The Role of Isosceles Triangles
In each congruent circle, drawing radii to the endpoints of an equal chord forms an isosceles triangle. This is because the two radii are equal in length, and the chord acts as the base. The properties of isosceles triangles are essential here: not only do they have two equal sides (the radii), but the angles opposite these sides are also equal. These angles are the ones subtended by the chord at the center of the circle.
Congruence of Triangles in Congruent Circles
Since the circles are congruent and the chords are equal, the isosceles triangles formed in each circle are also congruent. This congruence is established by the Side-Side-Side (SSS) postulate, which states that if three sides of one triangle are equal to three sides of another triangle, then the triangles are congruent. The equal sides here are the two radii and the chord. This congruence of triangles is a pivotal step in proving our main proposition.
Equal Angles Subtended by Equal Chords

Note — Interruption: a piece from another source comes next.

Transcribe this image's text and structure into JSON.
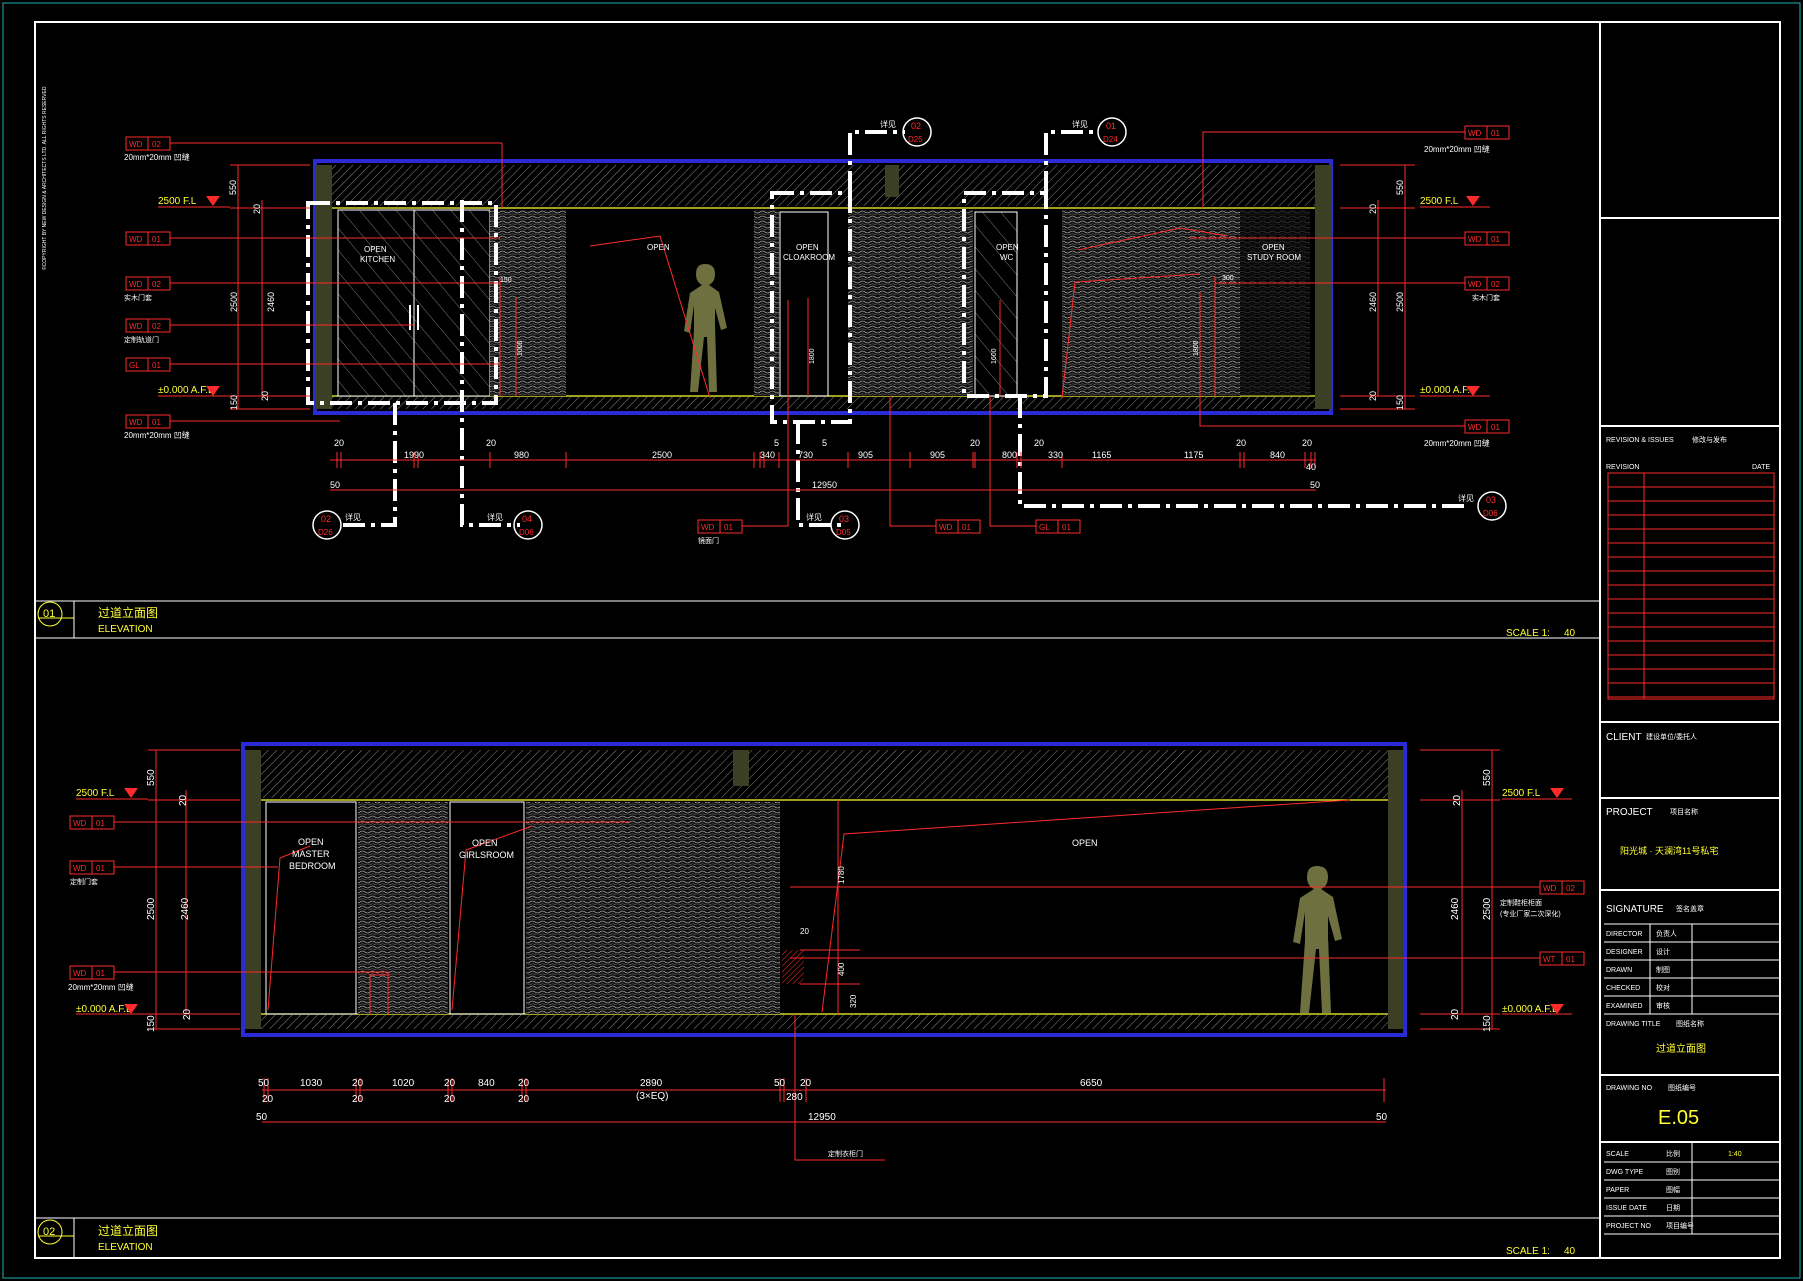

The congruence of the isosceles triangles leads to the conclusion that the angles subtended by the equal chords at the centers of the congruent circles are equal. This is because congruent triangles have corresponding angles that are equal. Therefore, the angle subtended by one chord in its circle is equal to the angle subtended by the congruent chord in the other circle. This equality of angles is a direct result of the congruence of the isosceles triangles formed by the chords and the radii.
Geometric Harmony in Congruent Circles
In conclusion, the geometric harmony of congruent circles and equal chords reveals a beautiful symmetry in geometry. The proof that equal chords of congruent circles subtend equal angles at their centers not only demonstrates a fundamental geometric principle but also highlights the elegance and interconnectedness of geometric shapes and their properties. This understanding is crucial in the broader study of geometry and its applications in various fields, from architecture to astronomy.